When I went in to report my rape, a girl I’d met through another friend — a sweet, slender, small blonde girl who barely knew me — offered to come, so I wouldn’t be alone.
She’s noted on the card the police handed me after.
Witness: [HER LAST NAME]
I have many people I consider close friends, but this girl I’d known for maybe five days — this sweet, slender, small girl — was the one who went with me.
After, she told me she’d had a friend who’d been raped, but never reported it. That her friend dated the rapist for years — long past the statute of limitations for reporting the crime. That her friend had loved the rapist, even as he grew more and more abusive. Emotionally, at first. Then physically. Then he cheated on her. Over and over. But her friend — the friend who had been raped — stayed through it all.
I imagine this girl — the friend — and I feel as though I could have become her.
I’ve been doing research on denial and repression. I mean, we’ve all seen movies or TV shows about people with “repressed memories” or “split personality disorder.” Thankfully, I don’t think I’ve got either one of those issues to worry about. I’m pretty damn cognizant of my surroundings — to an annoying degree, some would say — and so I really doubt I’d be able to “peace out” through a brutal physical attack (like being mauled by a bear, for example), or create a whole separate persona to deal with my shit for me.
But in psychoanalysis, there’s this thing called “primal regression.” Basically, it makes it so that a scenario, a memory, that is unacceptable to the conscious mind is prevented from entering into the conscious mind.
Freud categorized it into several stages. And, to be honest, I’ve never particularly been a fangirl when it comes to Freud. He seemed way too hung up on the idea that all children want to have sex with their parents. I’ve read Bettelheim’s “The Uses of Enchantment” and it was definitely interesting from an historical perspective, but it made every single fairy tale about Cinderella wanting to marry her father or something, and I think fairy tales are messed up enough as it is without throwing Oedipal analyses in there, too.
Anyway — rambling. The point of this post is the concept of denial. Repression as defense mechanism. I’ve been reading through emails and journals and pretty much anything and everything I can track down that has to do with this case — this rape case — and I’m saddened to see now, in black and white, things I just did not let myself see at the time.
This is evidently a pretty well-documented strategy employed by the unconscious mind of victims to manipulate or distort reality or memory in order to defend and maintain a socially acceptable self-image.
In 1977, George Vaillant categorized levels of defense:
- The first is a pathological defense, through psychotic denial and delusional projection.
- The second is an immature defense, through fantasy, projection, passive aggression, and acting out.
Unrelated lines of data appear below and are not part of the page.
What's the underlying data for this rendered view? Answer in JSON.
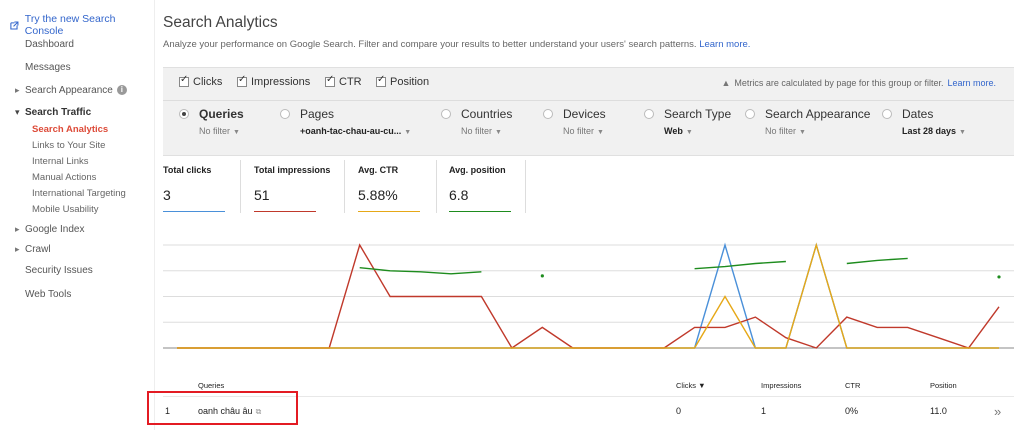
{
  "sidebar": {
    "try_link": "Try the new Search Console",
    "dashboard": "Dashboard",
    "messages": "Messages",
    "search_appearance": "Search Appearance",
    "search_traffic": "Search Traffic",
    "search_analytics": "Search Analytics",
    "links_to_site": "Links to Your Site",
    "internal_links": "Internal Links",
    "manual_actions": "Manual Actions",
    "international_targeting": "International Targeting",
    "mobile_usability": "Mobile Usability",
    "google_index": "Google Index",
    "crawl": "Crawl",
    "security_issues": "Security Issues",
    "web_tools": "Web Tools"
  },
  "header": {
    "title": "Search Analytics",
    "description": "Analyze your performance on Google Search. Filter and compare your results to better understand your users' search patterns.",
    "learn_more": "Learn more."
  },
  "metrics": {
    "clicks": "Clicks",
    "impressions": "Impressions",
    "ctr": "CTR",
    "position": "Position",
    "note": "Metrics are calculated by page for this group or filter.",
    "note_link": "Learn more."
  },
  "dimensions": [
    {
      "name": "Queries",
      "filter": "No filter"
    },
    {
      "name": "Pages",
      "filter": "+oanh-tac-chau-au-cu..."
    },
    {
      "name": "Countries",
      "filter": "No filter"
    },
    {
      "name": "Devices",
      "filter": "No filter"
    },
    {
      "name": "Search Type",
      "filter": "Web"
    },
    {
      "name": "Search Appearance",
      "filter": "No filter"
    },
    {
      "name": "Dates",
      "filter": "Last 28 days"
    }
  ],
  "totals": [
    {
      "label": "Total clicks",
      "value": "3",
      "color": "#4a90d9"
    },
    {
      "label": "Total impressions",
      "value": "51",
      "color": "#c0392b"
    },
    {
      "label": "Avg. CTR",
      "value": "5.88%",
      "color": "#e6a817"
    },
    {
      "label": "Avg. position",
      "value": "6.8",
      "color": "#1e8c1e"
    }
  ],
  "chart_data": {
    "type": "line",
    "x": [
      1,
      2,
      3,
      4,
      5,
      6,
      7,
      8,
      9,
      10,
      11,
      12,
      13,
      14,
      15,
      16,
      17,
      18,
      19,
      20,
      21,
      22,
      23,
      24,
      25,
      26,
      27,
      28
    ],
    "series": [
      {
        "key": "clicks",
        "color": "#4a90d9",
        "values": [
          0,
          0,
          0,
          0,
          0,
          0,
          0,
          0,
          0,
          0,
          0,
          0,
          0,
          0,
          0,
          0,
          0,
          0,
          1,
          0,
          0,
          1,
          0,
          0,
          0,
          0,
          0,
          0
        ]
      },
      {
        "key": "impressions",
        "color": "#c0392b",
        "values": [
          0,
          0,
          0,
          0,
          0,
          0,
          10,
          5,
          5,
          5,
          5,
          0,
          2,
          0,
          0,
          0,
          0,
          2,
          2,
          3,
          1,
          0,
          3,
          2,
          2,
          1,
          0,
          4
        ]
      },
      {
        "key": "ctr",
        "color": "#e6a817",
        "values": [
          0,
          0,
          0,
          0,
          0,
          0,
          0,
          0,
          0,
          0,
          0,
          0,
          0,
          0,
          0,
          0,
          0,
          0,
          50,
          0,
          0,
          100,
          0,
          0,
          0,
          0,
          0,
          0
        ]
      },
      {
        "key": "position",
        "color": "#1e8c1e",
        "values": [
          null,
          null,
          null,
          null,
          null,
          null,
          3.2,
          3.5,
          3.6,
          3.8,
          3.6,
          null,
          4.0,
          null,
          null,
          null,
          null,
          3.3,
          3.1,
          2.8,
          2.6,
          null,
          2.8,
          2.5,
          2.3,
          null,
          null,
          4.1
        ]
      }
    ]
  },
  "table": {
    "headers": {
      "queries": "Queries",
      "clicks": "Clicks ▼",
      "impressions": "Impressions",
      "ctr": "CTR",
      "position": "Position"
    },
    "rows": [
      {
        "index": "1",
        "query": "oanh châu âu",
        "clicks": "0",
        "impressions": "1",
        "ctr": "0%",
        "position": "11.0"
      }
    ]
  }
}
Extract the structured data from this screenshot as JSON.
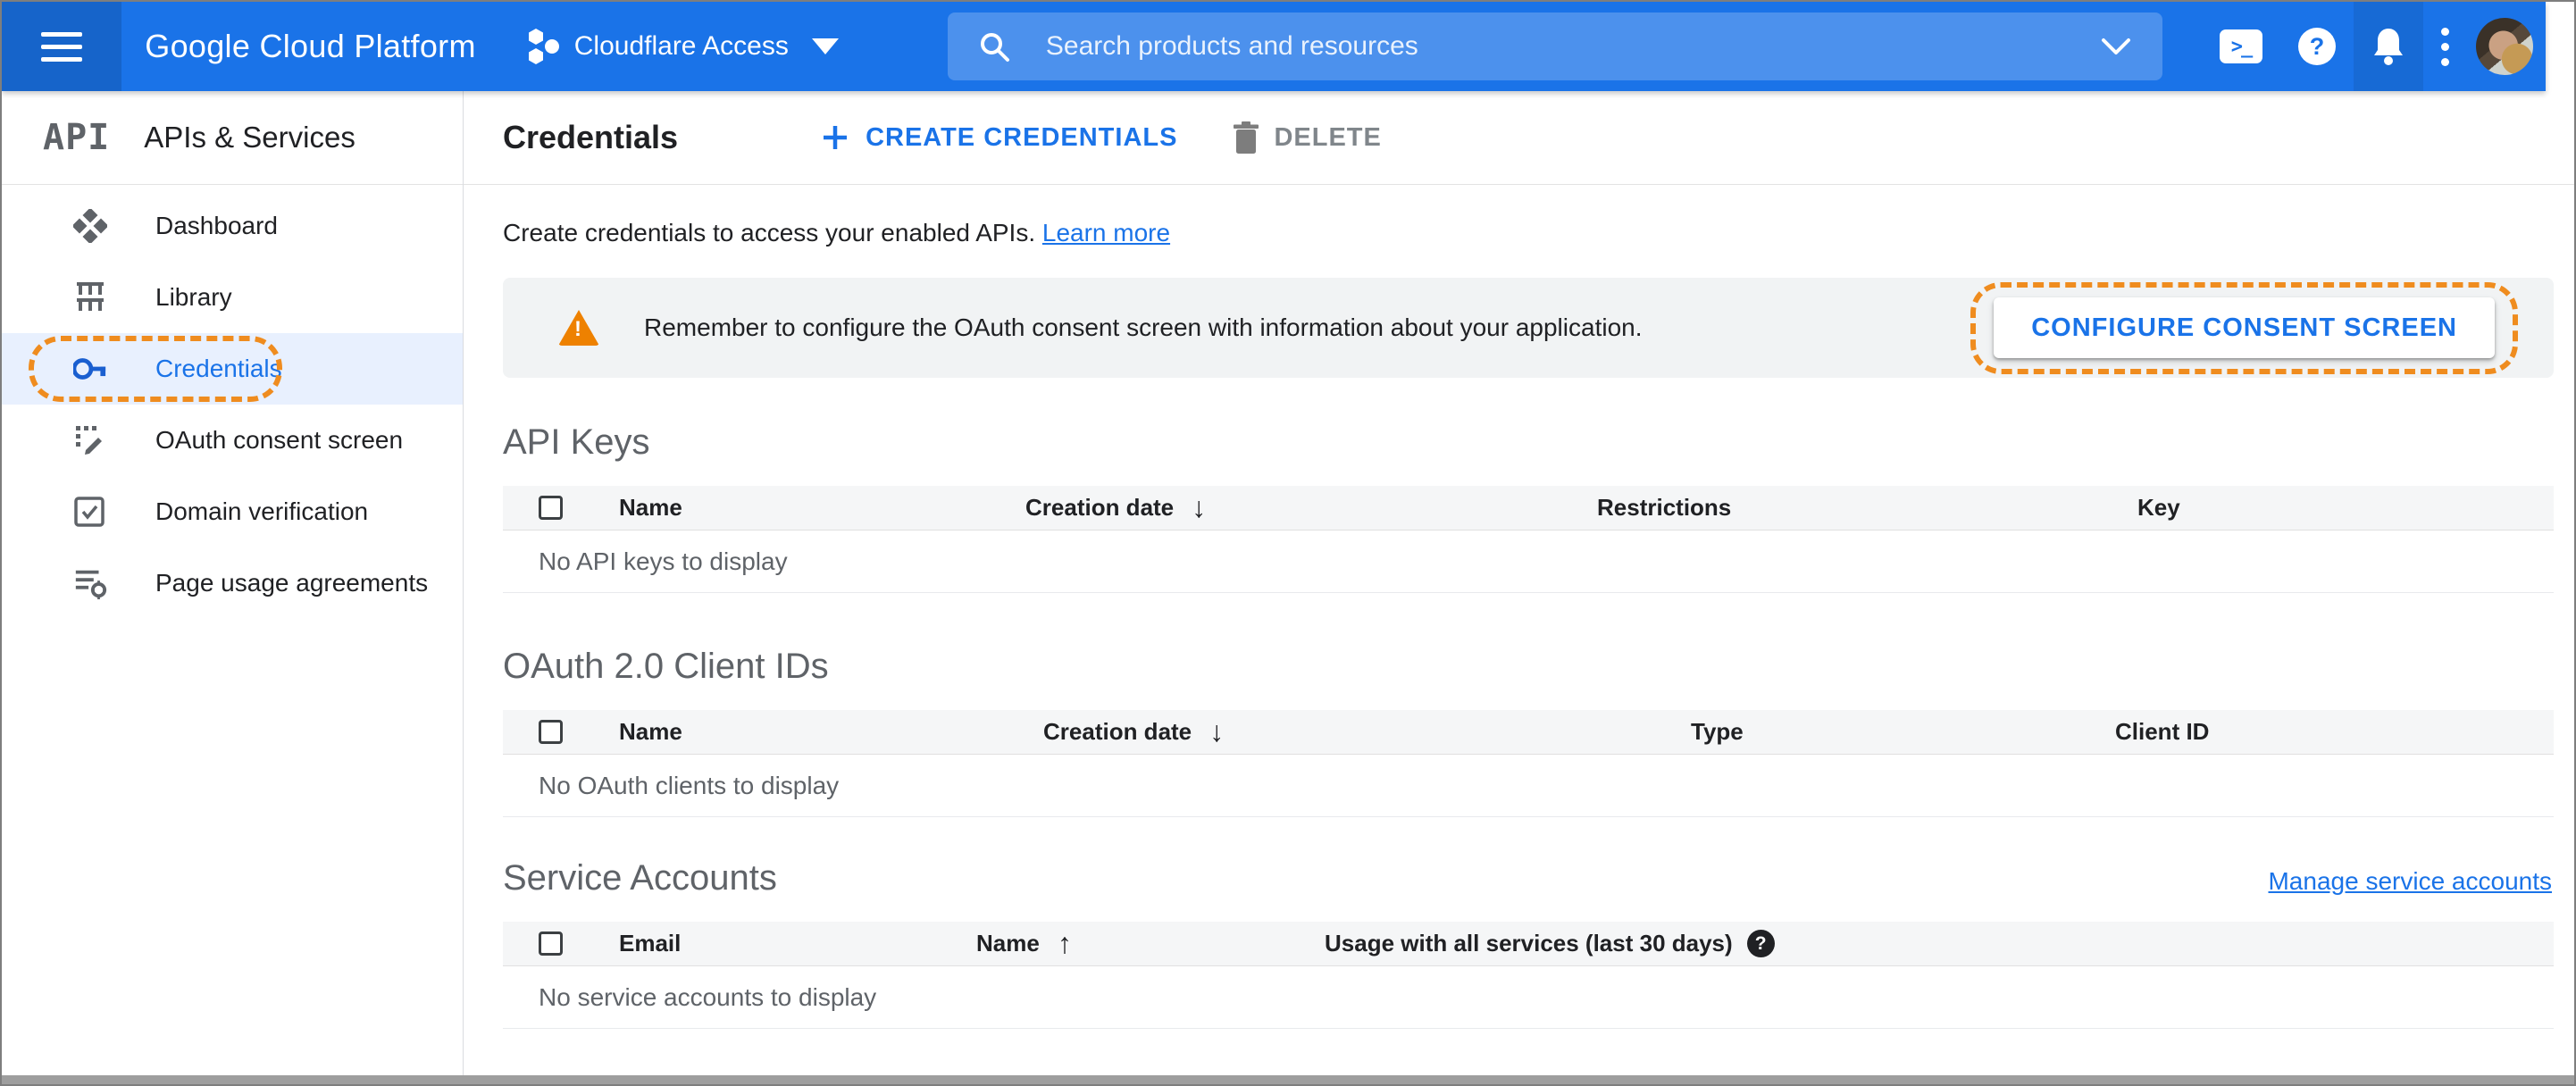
{
  "topbar": {
    "brand": "Google Cloud Platform",
    "project": "Cloudflare Access",
    "search_placeholder": "Search products and resources"
  },
  "sidebar": {
    "product_glyph": "API",
    "title": "APIs & Services",
    "items": [
      {
        "label": "Dashboard",
        "active": false
      },
      {
        "label": "Library",
        "active": false
      },
      {
        "label": "Credentials",
        "active": true,
        "annotated": "orange-dashed-highlight"
      },
      {
        "label": "OAuth consent screen",
        "active": false
      },
      {
        "label": "Domain verification",
        "active": false
      },
      {
        "label": "Page usage agreements",
        "active": false
      }
    ]
  },
  "main": {
    "toolbar": {
      "title": "Credentials",
      "create_label": "CREATE CREDENTIALS",
      "delete_label": "DELETE",
      "delete_enabled": false
    },
    "description": {
      "text": "Create credentials to access your enabled APIs.",
      "link_label": "Learn more"
    },
    "banner": {
      "message": "Remember to configure the OAuth consent screen with information about your application.",
      "action_label": "CONFIGURE CONSENT SCREEN",
      "annotated": "orange-dashed-highlight"
    },
    "sections": [
      {
        "title": "API Keys",
        "columns": [
          {
            "label": "Name"
          },
          {
            "label": "Creation date",
            "sort": "desc",
            "sort_icon": "↓"
          },
          {
            "label": "Restrictions"
          },
          {
            "label": "Key"
          }
        ],
        "empty": "No API keys to display"
      },
      {
        "title": "OAuth 2.0 Client IDs",
        "columns": [
          {
            "label": "Name"
          },
          {
            "label": "Creation date",
            "sort": "desc",
            "sort_icon": "↓"
          },
          {
            "label": "Type"
          },
          {
            "label": "Client ID"
          }
        ],
        "empty": "No OAuth clients to display"
      },
      {
        "title": "Service Accounts",
        "link_label": "Manage service accounts",
        "columns": [
          {
            "label": "Email"
          },
          {
            "label": "Name",
            "sort": "asc",
            "sort_icon": "↑"
          },
          {
            "label": "Usage with all services (last 30 days)",
            "help": true
          }
        ],
        "empty": "No service accounts to display"
      }
    ]
  },
  "colors": {
    "topbar_blue": "#1a73e8",
    "accent_blue": "#1a73e8",
    "active_nav_bg": "#e8f0fe",
    "annotation_orange": "#ef8c1f",
    "warning_orange": "#ee8100",
    "banner_bg": "#f1f3f4",
    "table_header_bg": "#f5f6f7"
  }
}
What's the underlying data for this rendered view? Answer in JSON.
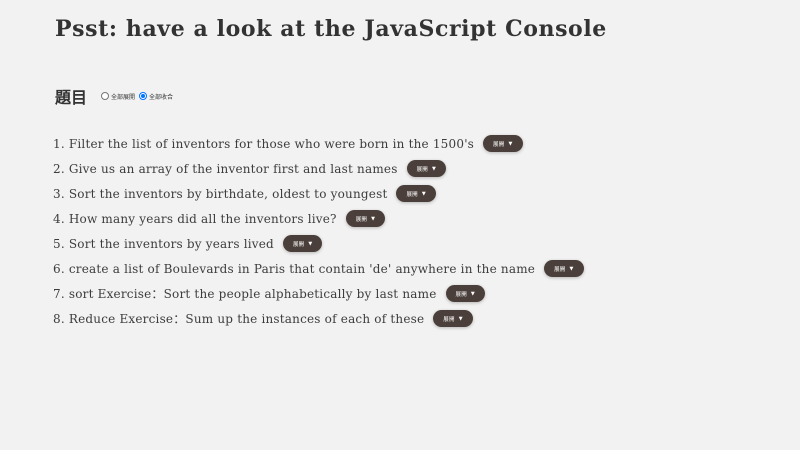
{
  "page": {
    "title": "Psst: have a look at the JavaScript Console"
  },
  "section": {
    "title": "題目",
    "radios": [
      {
        "label": "全部展開",
        "checked": false
      },
      {
        "label": "全部收合",
        "checked": true
      }
    ]
  },
  "exercises": [
    {
      "num": "1.",
      "text": "Filter the list of inventors for those who were born in the 1500's",
      "button": "展開",
      "icon": "caret-down-icon"
    },
    {
      "num": "2.",
      "text": "Give us an array of the inventor first and last names",
      "button": "展開",
      "icon": "caret-down-icon"
    },
    {
      "num": "3.",
      "text": "Sort the inventors by birthdate, oldest to youngest",
      "button": "展開",
      "icon": "caret-down-icon"
    },
    {
      "num": "4.",
      "text": "How many years did all the inventors live?",
      "button": "展開",
      "icon": "caret-down-icon"
    },
    {
      "num": "5.",
      "text": "Sort the inventors by years lived",
      "button": "展開",
      "icon": "caret-down-icon"
    },
    {
      "num": "6.",
      "text": "create a list of Boulevards in Paris that contain 'de' anywhere in the name",
      "button": "展開",
      "icon": "caret-down-icon"
    },
    {
      "num": "7.",
      "text": "sort Exercise：Sort the people alphabetically by last name",
      "button": "展開",
      "icon": "caret-down-icon"
    },
    {
      "num": "8.",
      "text": "Reduce Exercise：Sum up the instances of each of these",
      "button": "展開",
      "icon": "caret-down-icon"
    }
  ],
  "colors": {
    "background": "#f2f2f2",
    "button_bg": "#4a3f3a",
    "radio_accent": "#0075ff"
  }
}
- The third is a neurotic defense, through intellectualization, reaction formation, disassociation, displacement, and repression.
- The fourth is a mature defense, through humor, sublimation, suppression, altruism, and anticipation.
I’d say my reactions were a mix of three and four — over-intellectualizing and over-analyzing bad behavior only to forgive it (altruism); disassociating myself from bad memories or triggers; repressing, repressing, repressing — with a little bit of two thrown in (projection and passive aggression).
I projected a lot of stuff that just wasn’t there onto my rapist’s character. I can recall a letter I wrote him for his 21st birthday — which he celebrated on the other side of the country and went out of his way to ask me not to attend — in which I associated him with a whole bunch of romantic qualities and said all his actions were driven by his desire to be “noble.” One of the kindest, most beautiful things I have written in my entire life, if I do say so myself. Like a love letter from an Austen novel.
His reaction? When I finally tracked him down by phone to ask what he thought of it? “It was nice. Thanks. A real nice letter.”
I need fucking therapy. The truth is, I can’t afford it right now. And I know I could probably apply to the state for, I don’t know, food stamps you cash in for minutes with a psychiatrist. But the process seems so daunting, I just kind of curl up in a ball on the floor of my bathroom and sob.
I’ve read somewhere that tears are the result of toxic build-up in your brain. So I’ve been crying a lot, trying to detoxify.
And I’ve been trying to accept what I denied or repressed or sublimated or intellectualized away. I’ve been trying, but the pain of it, the onslaught of pain all at once, is almost soul crushing. No wonder that girl — the friend of the sweet, slender, small blonde girl — stayed with her rapist after all that abuse. Years and years and years of abuse.
If she’d accepted the reality of it, how could she stand to live?